Our preliminary analysis showed very little difference between perceptions of Latinx and White respondents concerning COVID-19. This was the case in the Spanish Language version and the English version (using the Mexican American Acculturation Scale) so we dropped Latinx from the subsequent experiments.

We have found strong correlations for Black respondents for factors in the African American Acculturation Scale (AAAS-R) and COVID-19 perceptions:

1. Strong correlation where less acculturated participants have more negative vaccine attitudes

a. this relationship is fully mediated by suspicion of the healthcare system (and partially mediated by support subscale of the healthcare trust scale)

2. Exploratory analysis finds that less acculturated participants are more likely to have had self/family/friends hospitalized due to COVID – showing differential exposure to harm from COVID 


Next Steps

We have revised the online survey to explore the connection between cultural beliefs/practices and COVID-19 vaccine hesitancy among Black Americans. During spring 2021 we will solicit respondents and use our observations to develop messaging interventions that will help address misinformation or disinformation that may be informing the COVID-19 vaccine perceptions and beliefs among Black Americans.

We will also explore the degree to which structural factors are influencing access to vaccination. This is particularly important in light of the dramatic racial inequities associated with COVID-19, which will only amplify persistent inequity if Black Americans do not have equal access to vaccination.


Long term we see our work informing future investigations to address COVID-19 vaccination inequities and target messaging accordingly (e.g., rural conservative voters, rural older adults, etc.)


PI (Senteio) has also submitted a grant to the MIT Sloan School of Management for internal funding from their Health Systems Initiative (HSI) group.
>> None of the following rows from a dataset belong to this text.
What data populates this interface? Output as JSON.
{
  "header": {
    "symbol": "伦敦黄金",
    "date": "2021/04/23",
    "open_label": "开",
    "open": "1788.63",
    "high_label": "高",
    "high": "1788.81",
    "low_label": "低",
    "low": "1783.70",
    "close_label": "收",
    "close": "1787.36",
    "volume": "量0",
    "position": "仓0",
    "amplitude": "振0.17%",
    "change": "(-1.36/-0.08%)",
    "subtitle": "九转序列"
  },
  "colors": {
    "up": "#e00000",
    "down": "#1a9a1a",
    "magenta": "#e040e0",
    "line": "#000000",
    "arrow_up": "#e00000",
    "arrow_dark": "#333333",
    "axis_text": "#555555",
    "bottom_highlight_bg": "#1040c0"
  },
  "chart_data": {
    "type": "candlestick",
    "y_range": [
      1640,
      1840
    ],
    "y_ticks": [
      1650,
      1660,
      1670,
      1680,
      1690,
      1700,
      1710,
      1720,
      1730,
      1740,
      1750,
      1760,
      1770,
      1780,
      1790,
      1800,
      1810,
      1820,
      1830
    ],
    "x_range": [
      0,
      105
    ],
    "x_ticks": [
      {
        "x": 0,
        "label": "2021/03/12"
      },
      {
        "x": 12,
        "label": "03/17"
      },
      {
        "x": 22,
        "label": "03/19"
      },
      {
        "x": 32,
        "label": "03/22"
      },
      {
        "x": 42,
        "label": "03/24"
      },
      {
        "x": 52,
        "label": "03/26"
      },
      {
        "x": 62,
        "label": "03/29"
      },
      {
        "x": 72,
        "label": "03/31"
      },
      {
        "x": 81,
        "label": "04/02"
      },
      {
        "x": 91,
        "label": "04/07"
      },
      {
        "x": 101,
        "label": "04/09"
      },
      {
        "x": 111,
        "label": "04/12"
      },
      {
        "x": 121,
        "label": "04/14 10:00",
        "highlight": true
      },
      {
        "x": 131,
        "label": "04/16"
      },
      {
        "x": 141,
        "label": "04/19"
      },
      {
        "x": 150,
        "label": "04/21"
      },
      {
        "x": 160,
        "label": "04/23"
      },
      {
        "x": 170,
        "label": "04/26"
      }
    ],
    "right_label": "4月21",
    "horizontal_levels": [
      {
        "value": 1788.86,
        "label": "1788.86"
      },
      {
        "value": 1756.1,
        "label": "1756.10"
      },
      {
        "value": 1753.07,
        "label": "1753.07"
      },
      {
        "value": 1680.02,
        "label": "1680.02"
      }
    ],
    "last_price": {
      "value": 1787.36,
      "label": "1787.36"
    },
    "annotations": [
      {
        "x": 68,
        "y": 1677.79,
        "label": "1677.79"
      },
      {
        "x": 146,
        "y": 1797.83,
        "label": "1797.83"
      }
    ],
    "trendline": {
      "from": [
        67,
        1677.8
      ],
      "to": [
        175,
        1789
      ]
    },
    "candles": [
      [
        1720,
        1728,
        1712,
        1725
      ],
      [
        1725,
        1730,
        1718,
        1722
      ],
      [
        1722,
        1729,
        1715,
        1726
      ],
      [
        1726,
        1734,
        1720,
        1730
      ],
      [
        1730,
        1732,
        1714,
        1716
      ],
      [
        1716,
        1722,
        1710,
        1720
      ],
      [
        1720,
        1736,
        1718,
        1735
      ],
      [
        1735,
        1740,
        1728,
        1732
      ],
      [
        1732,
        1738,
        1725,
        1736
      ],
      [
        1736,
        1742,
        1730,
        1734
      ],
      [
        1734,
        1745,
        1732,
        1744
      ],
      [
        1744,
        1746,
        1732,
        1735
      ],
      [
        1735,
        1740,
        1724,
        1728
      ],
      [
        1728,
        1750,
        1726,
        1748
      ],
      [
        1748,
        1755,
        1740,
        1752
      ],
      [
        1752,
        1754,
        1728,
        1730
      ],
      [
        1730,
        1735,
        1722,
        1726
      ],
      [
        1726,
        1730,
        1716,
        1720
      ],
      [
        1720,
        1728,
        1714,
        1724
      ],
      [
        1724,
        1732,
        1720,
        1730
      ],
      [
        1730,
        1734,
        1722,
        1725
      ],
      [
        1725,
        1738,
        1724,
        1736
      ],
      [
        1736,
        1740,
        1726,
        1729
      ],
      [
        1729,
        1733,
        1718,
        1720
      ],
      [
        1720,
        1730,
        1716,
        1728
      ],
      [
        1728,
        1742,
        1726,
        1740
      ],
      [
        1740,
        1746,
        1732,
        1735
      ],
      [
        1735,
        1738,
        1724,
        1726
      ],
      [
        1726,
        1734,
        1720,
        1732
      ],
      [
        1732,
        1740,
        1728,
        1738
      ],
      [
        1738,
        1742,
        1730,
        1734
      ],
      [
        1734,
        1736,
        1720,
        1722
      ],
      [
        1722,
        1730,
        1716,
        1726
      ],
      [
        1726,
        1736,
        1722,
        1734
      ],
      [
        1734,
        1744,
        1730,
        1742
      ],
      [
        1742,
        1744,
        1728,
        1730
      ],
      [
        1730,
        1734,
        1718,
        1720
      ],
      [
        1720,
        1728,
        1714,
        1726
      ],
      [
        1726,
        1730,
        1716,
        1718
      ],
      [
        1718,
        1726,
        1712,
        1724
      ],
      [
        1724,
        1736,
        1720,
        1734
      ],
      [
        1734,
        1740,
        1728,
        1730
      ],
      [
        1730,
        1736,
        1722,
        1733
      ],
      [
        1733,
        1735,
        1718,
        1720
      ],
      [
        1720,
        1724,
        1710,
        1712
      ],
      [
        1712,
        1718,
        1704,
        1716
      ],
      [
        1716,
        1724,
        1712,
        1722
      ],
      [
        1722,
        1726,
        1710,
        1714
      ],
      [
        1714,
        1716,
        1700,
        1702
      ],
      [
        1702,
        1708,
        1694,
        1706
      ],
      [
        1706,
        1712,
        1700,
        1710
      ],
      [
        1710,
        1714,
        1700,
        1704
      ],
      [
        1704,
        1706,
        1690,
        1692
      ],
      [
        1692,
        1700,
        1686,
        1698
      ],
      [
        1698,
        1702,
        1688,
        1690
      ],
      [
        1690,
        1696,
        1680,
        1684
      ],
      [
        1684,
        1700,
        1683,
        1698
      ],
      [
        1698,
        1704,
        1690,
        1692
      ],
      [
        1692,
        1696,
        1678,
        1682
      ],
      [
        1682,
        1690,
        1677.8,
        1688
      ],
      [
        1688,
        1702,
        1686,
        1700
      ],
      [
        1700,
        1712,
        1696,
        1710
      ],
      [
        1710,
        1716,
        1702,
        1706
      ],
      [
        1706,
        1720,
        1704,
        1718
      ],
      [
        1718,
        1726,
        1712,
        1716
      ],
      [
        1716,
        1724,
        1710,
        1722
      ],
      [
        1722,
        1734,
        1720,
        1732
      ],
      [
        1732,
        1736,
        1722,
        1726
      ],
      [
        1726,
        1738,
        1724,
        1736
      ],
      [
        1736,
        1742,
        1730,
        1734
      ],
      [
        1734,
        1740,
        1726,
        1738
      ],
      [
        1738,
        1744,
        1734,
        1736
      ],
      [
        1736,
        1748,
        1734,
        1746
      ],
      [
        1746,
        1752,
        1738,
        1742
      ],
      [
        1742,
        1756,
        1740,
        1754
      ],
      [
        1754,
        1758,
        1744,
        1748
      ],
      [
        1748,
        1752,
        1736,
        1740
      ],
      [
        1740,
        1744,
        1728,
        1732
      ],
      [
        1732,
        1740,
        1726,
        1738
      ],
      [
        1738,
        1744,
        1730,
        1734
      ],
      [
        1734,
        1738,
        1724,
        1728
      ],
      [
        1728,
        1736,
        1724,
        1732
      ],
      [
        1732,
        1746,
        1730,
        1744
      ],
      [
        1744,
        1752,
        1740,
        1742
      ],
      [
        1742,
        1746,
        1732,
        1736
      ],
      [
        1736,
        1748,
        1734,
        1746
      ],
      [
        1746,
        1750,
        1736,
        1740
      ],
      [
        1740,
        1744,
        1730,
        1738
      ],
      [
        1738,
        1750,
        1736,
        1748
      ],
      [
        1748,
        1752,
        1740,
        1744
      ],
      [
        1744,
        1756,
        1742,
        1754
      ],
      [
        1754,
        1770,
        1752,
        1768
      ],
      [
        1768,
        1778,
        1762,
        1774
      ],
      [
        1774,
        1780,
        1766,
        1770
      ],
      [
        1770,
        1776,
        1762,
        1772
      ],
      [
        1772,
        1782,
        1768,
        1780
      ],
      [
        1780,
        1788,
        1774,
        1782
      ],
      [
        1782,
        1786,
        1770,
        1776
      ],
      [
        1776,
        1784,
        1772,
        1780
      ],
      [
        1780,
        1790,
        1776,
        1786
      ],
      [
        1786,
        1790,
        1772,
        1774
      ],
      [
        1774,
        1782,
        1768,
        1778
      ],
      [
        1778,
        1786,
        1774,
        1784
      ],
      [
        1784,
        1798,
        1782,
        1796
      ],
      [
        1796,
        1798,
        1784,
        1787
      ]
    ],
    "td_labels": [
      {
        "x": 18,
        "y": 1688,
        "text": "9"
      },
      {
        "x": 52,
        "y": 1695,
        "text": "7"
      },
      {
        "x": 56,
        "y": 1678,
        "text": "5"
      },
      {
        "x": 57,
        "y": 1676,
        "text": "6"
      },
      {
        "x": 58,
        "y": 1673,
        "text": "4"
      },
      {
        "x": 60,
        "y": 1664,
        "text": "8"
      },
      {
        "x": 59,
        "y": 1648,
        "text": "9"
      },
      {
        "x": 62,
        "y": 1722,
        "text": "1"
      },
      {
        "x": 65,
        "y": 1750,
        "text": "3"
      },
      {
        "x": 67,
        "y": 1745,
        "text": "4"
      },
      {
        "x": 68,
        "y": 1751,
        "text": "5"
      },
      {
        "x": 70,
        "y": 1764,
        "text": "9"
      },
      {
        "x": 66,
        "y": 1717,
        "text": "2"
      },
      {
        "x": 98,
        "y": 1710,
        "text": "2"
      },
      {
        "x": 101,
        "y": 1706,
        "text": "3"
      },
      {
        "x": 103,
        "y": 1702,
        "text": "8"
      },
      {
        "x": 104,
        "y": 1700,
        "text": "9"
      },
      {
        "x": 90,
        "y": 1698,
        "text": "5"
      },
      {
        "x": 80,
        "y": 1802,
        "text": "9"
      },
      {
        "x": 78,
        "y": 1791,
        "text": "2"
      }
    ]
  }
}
The team is seeking funding to support a Research Assistant to support the analysis of the survey data and to cover costs for 3rd party (Lucid) to support recruitment.

Learn more about the project